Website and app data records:

----------

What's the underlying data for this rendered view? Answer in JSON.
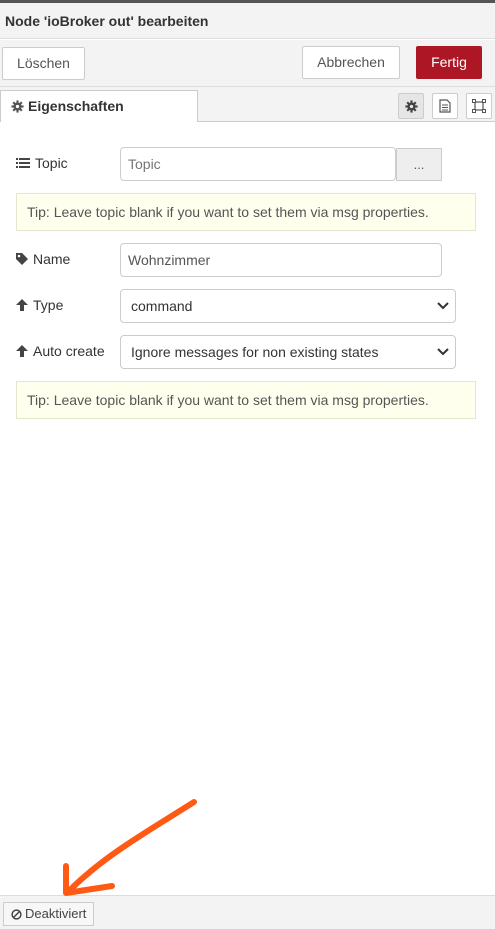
{
  "dialog": {
    "title": "Node 'ioBroker out' bearbeiten"
  },
  "toolbar": {
    "delete_label": "Löschen",
    "cancel_label": "Abbrechen",
    "done_label": "Fertig"
  },
  "tabs": {
    "properties_label": "Eigenschaften"
  },
  "form": {
    "topic": {
      "label": "Topic",
      "placeholder": "Topic",
      "button_label": "..."
    },
    "tip1": "Tip: Leave topic blank if you want to set them via msg properties.",
    "name": {
      "label": "Name",
      "value": "Wohnzimmer"
    },
    "type": {
      "label": "Type",
      "value": "command"
    },
    "autocreate": {
      "label": "Auto create",
      "value": "Ignore messages for non existing states"
    },
    "tip2": "Tip: Leave topic blank if you want to set them via msg properties."
  },
  "footer": {
    "status_label": "Deaktiviert"
  },
  "colors": {
    "primary": "#ad1625",
    "annotation_arrow": "#ff5a14"
  },
  "icons": [
    "cog-icon",
    "document-icon",
    "frame-icon",
    "list-icon",
    "tag-icon",
    "arrow-up-icon",
    "ban-icon",
    "chevron-down-icon"
  ]
}
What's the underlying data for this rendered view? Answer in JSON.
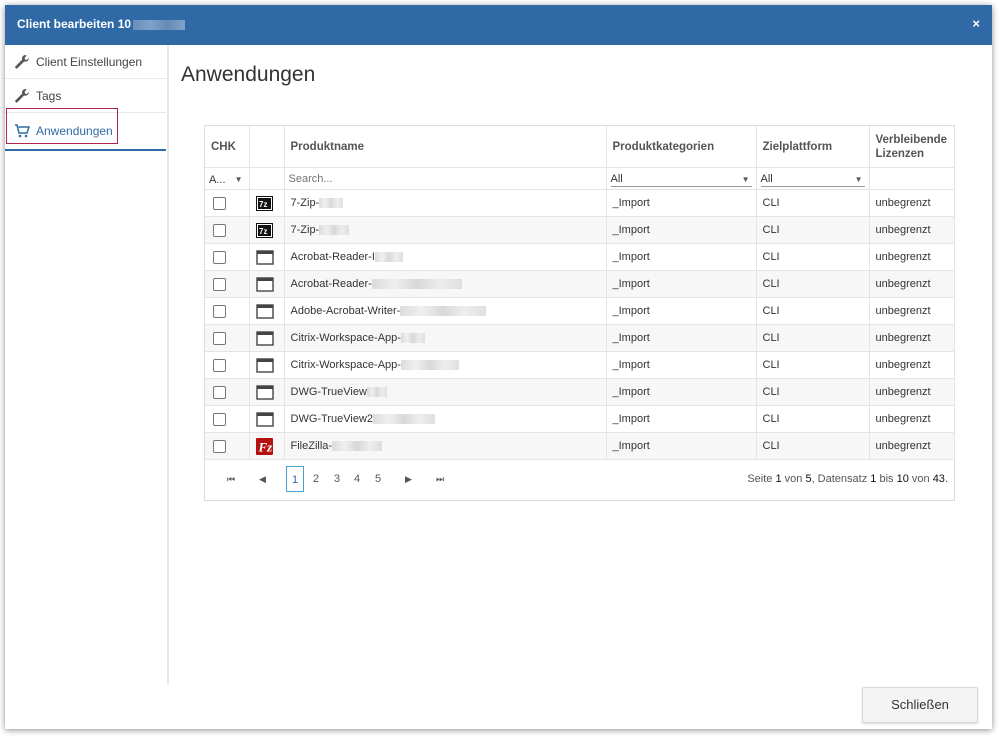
{
  "dialog": {
    "title": "Client bearbeiten 10",
    "close": "×"
  },
  "sidebar": {
    "items": [
      {
        "label": "Client Einstellungen",
        "icon": "wrench-icon"
      },
      {
        "label": "Tags",
        "icon": "wrench-icon"
      },
      {
        "label": "Anwendungen",
        "icon": "cart-icon"
      }
    ]
  },
  "main": {
    "heading": "Anwendungen"
  },
  "grid": {
    "columns": [
      "CHK",
      "",
      "Produktname",
      "Produktkategorien",
      "Zielplattform",
      "Verbleibende Lizenzen"
    ],
    "filter": {
      "chk": "A...",
      "search_placeholder": "Search...",
      "kategorie": "All",
      "plattform": "All"
    },
    "rows": [
      {
        "icon": "7zip-icon",
        "name": "7-Zip-",
        "kategorie": "_Import",
        "plattform": "CLI",
        "lizenzen": "unbegrenzt"
      },
      {
        "icon": "7zip-icon",
        "name": "7-Zip-",
        "kategorie": "_Import",
        "plattform": "CLI",
        "lizenzen": "unbegrenzt"
      },
      {
        "icon": "window-icon",
        "name": "Acrobat-Reader-I",
        "kategorie": "_Import",
        "plattform": "CLI",
        "lizenzen": "unbegrenzt"
      },
      {
        "icon": "window-icon",
        "name": "Acrobat-Reader-",
        "kategorie": "_Import",
        "plattform": "CLI",
        "lizenzen": "unbegrenzt"
      },
      {
        "icon": "window-icon",
        "name": "Adobe-Acrobat-Writer-",
        "kategorie": "_Import",
        "plattform": "CLI",
        "lizenzen": "unbegrenzt"
      },
      {
        "icon": "window-icon",
        "name": "Citrix-Workspace-App-",
        "kategorie": "_Import",
        "plattform": "CLI",
        "lizenzen": "unbegrenzt"
      },
      {
        "icon": "window-icon",
        "name": "Citrix-Workspace-App-",
        "kategorie": "_Import",
        "plattform": "CLI",
        "lizenzen": "unbegrenzt"
      },
      {
        "icon": "window-icon",
        "name": "DWG-TrueView",
        "kategorie": "_Import",
        "plattform": "CLI",
        "lizenzen": "unbegrenzt"
      },
      {
        "icon": "window-icon",
        "name": "DWG-TrueView2",
        "kategorie": "_Import",
        "plattform": "CLI",
        "lizenzen": "unbegrenzt"
      },
      {
        "icon": "filezilla-icon",
        "name": "FileZilla-",
        "kategorie": "_Import",
        "plattform": "CLI",
        "lizenzen": "unbegrenzt"
      }
    ]
  },
  "pager": {
    "first": "⏮",
    "prev": "◀",
    "next": "▶",
    "last": "⏭",
    "pages": [
      "1",
      "2",
      "3",
      "4",
      "5"
    ],
    "current": "1",
    "info": {
      "p1": "Seite ",
      "page": "1",
      "p2": " von ",
      "pages": "5",
      "p3": ", Datensatz ",
      "from": "1",
      "p4": " bis ",
      "to": "10",
      "p5": " von ",
      "total": "43",
      "p6": "."
    }
  },
  "footer": {
    "close_label": "Schließen"
  },
  "colors": {
    "titlebar": "#2f6aa6",
    "active_outline": "#b0274b",
    "accent": "#2f6aa6"
  }
}
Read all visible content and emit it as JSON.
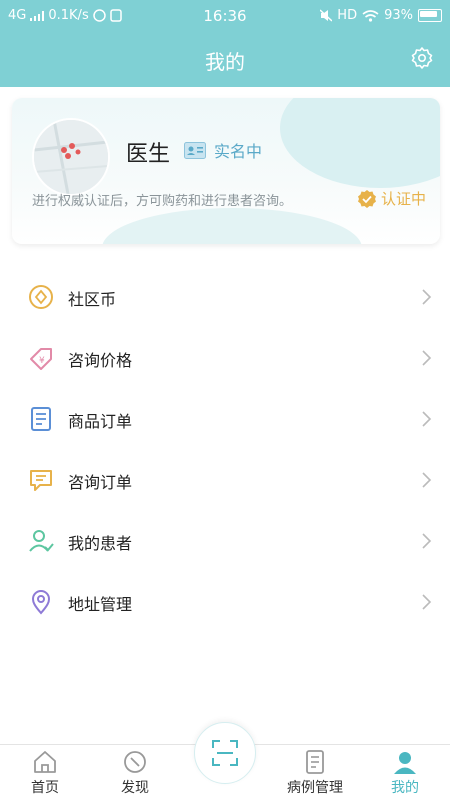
{
  "status_bar": {
    "network": "4G",
    "speed": "0.1K/s",
    "time": "16:36",
    "hd": "HD",
    "battery": "93%"
  },
  "header": {
    "title": "我的",
    "settings_icon": "gear-icon"
  },
  "profile": {
    "name": "医生",
    "verification_label": "实名中",
    "note": "进行权威认证后，方可购药和进行患者咨询。",
    "certification_status": "认证中",
    "colors": {
      "accent": "#7fd0d4",
      "status": "#e7b24a",
      "badge": "#5aa9c8"
    }
  },
  "menu": {
    "items": [
      {
        "label": "社区币",
        "icon": "coin-icon"
      },
      {
        "label": "咨询价格",
        "icon": "price-tag-icon"
      },
      {
        "label": "商品订单",
        "icon": "document-icon"
      },
      {
        "label": "咨询订单",
        "icon": "chat-icon"
      },
      {
        "label": "我的患者",
        "icon": "patient-icon"
      },
      {
        "label": "地址管理",
        "icon": "location-pin-icon"
      }
    ]
  },
  "bottom_nav": {
    "items": [
      {
        "label": "首页",
        "icon": "home-icon"
      },
      {
        "label": "发现",
        "icon": "compass-icon"
      },
      {
        "label": "病例管理",
        "icon": "case-record-icon"
      },
      {
        "label": "我的",
        "icon": "user-icon",
        "active": true
      }
    ],
    "center": "scan-icon"
  }
}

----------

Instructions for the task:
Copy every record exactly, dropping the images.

Result of the task:
What's the underlying data for this rendered view? Answer in JSON.
{
  "dialog": {
    "title": "Node 'ioBroker out' bearbeiten"
  },
  "toolbar": {
    "delete_label": "Löschen",
    "cancel_label": "Abbrechen",
    "done_label": "Fertig"
  },
  "tabs": {
    "properties_label": "Eigenschaften"
  },
  "form": {
    "topic": {
      "label": "Topic",
      "placeholder": "Topic",
      "button_label": "..."
    },
    "tip1": "Tip: Leave topic blank if you want to set them via msg properties.",
    "name": {
      "label": "Name",
      "value": "Wohnzimmer"
    },
    "type": {
      "label": "Type",
      "value": "command"
    },
    "autocreate": {
      "label": "Auto create",
      "value": "Ignore messages for non existing states"
    },
    "tip2": "Tip: Leave topic blank if you want to set them via msg properties."
  },
  "footer": {
    "status_label": "Deaktiviert"
  },
  "colors": {
    "primary": "#ad1625",
    "annotation_arrow": "#ff5a14"
  },
  "icons": [
    "cog-icon",
    "document-icon",
    "frame-icon",
    "list-icon",
    "tag-icon",
    "arrow-up-icon",
    "ban-icon",
    "chevron-down-icon"
  ]
}
What's the underlying data for this rendered view? Answer in JSON.
{
  "dialog": {
    "title": "Client bearbeiten 10",
    "close": "×"
  },
  "sidebar": {
    "items": [
      {
        "label": "Client Einstellungen",
        "icon": "wrench-icon"
      },
      {
        "label": "Tags",
        "icon": "wrench-icon"
      },
      {
        "label": "Anwendungen",
        "icon": "cart-icon"
      }
    ]
  },
  "main": {
    "heading": "Anwendungen"
  },
  "grid": {
    "columns": [
      "CHK",
      "",
      "Produktname",
      "Produktkategorien",
      "Zielplattform",
      "Verbleibende Lizenzen"
    ],
    "filter": {
      "chk": "A...",
      "search_placeholder": "Search...",
      "kategorie": "All",
      "plattform": "All"
    },
    "rows": [
      {
        "icon": "7zip-icon",
        "name": "7-Zip-",
        "kategorie": "_Import",
        "plattform": "CLI",
        "lizenzen": "unbegrenzt"
      },
      {
        "icon": "7zip-icon",
        "name": "7-Zip-",
        "kategorie": "_Import",
        "plattform": "CLI",
        "lizenzen": "unbegrenzt"
      },
      {
        "icon": "window-icon",
        "name": "Acrobat-Reader-I",
        "kategorie": "_Import",
        "plattform": "CLI",
        "lizenzen": "unbegrenzt"
      },
      {
        "icon": "window-icon",
        "name": "Acrobat-Reader-",
        "kategorie": "_Import",
        "plattform": "CLI",
        "lizenzen": "unbegrenzt"
      },
      {
        "icon": "window-icon",
        "name": "Adobe-Acrobat-Writer-",
        "kategorie": "_Import",
        "plattform": "CLI",
        "lizenzen": "unbegrenzt"
      },
      {
        "icon": "window-icon",
        "name": "Citrix-Workspace-App-",
        "kategorie": "_Import",
        "plattform": "CLI",
        "lizenzen": "unbegrenzt"
      },
      {
        "icon": "window-icon",
        "name": "Citrix-Workspace-App-",
        "kategorie": "_Import",
        "plattform": "CLI",
        "lizenzen": "unbegrenzt"
      },
      {
        "icon": "window-icon",
        "name": "DWG-TrueView",
        "kategorie": "_Import",
        "plattform": "CLI",
        "lizenzen": "unbegrenzt"
      },
      {
        "icon": "window-icon",
        "name": "DWG-TrueView2",
        "kategorie": "_Import",
        "plattform": "CLI",
        "lizenzen": "unbegrenzt"
      },
      {
        "icon": "filezilla-icon",
        "name": "FileZilla-",
        "kategorie": "_Import",
        "plattform": "CLI",
        "lizenzen": "unbegrenzt"
      }
    ]
  },
  "pager": {
    "first": "⏮",
    "prev": "◀",
    "next": "▶",
    "last": "⏭",
    "pages": [
      "1",
      "2",
      "3",
      "4",
      "5"
    ],
    "current": "1",
    "info": {
      "p1": "Seite ",
      "page": "1",
      "p2": " von ",
      "pages": "5",
      "p3": ", Datensatz ",
      "from": "1",
      "p4": " bis ",
      "to": "10",
      "p5": " von ",
      "total": "43",
      "p6": "."
    }
  },
  "footer": {
    "close_label": "Schließen"
  },
  "colors": {
    "titlebar": "#2f6aa6",
    "active_outline": "#b0274b",
    "accent": "#2f6aa6"
  }
}
Read all visible content and emit it as JSON.
{
  "status_bar": {
    "network": "4G",
    "speed": "0.1K/s",
    "time": "16:36",
    "hd": "HD",
    "battery": "93%"
  },
  "header": {
    "title": "我的",
    "settings_icon": "gear-icon"
  },
  "profile": {
    "name": "医生",
    "verification_label": "实名中",
    "note": "进行权威认证后，方可购药和进行患者咨询。",
    "certification_status": "认证中",
    "colors": {
      "accent": "#7fd0d4",
      "status": "#e7b24a",
      "badge": "#5aa9c8"
    }
  },
  "menu": {
    "items": [
      {
        "label": "社区币",
        "icon": "coin-icon"
      },
      {
        "label": "咨询价格",
        "icon": "price-tag-icon"
      },
      {
        "label": "商品订单",
        "icon": "document-icon"
      },
      {
        "label": "咨询订单",
        "icon": "chat-icon"
      },
      {
        "label": "我的患者",
        "icon": "patient-icon"
      },
      {
        "label": "地址管理",
        "icon": "location-pin-icon"
      }
    ]
  },
  "bottom_nav": {
    "items": [
      {
        "label": "首页",
        "icon": "home-icon"
      },
      {
        "label": "发现",
        "icon": "compass-icon"
      },
      {
        "label": "病例管理",
        "icon": "case-record-icon"
      },
      {
        "label": "我的",
        "icon": "user-icon",
        "active": true
      }
    ],
    "center": "scan-icon"
  }
}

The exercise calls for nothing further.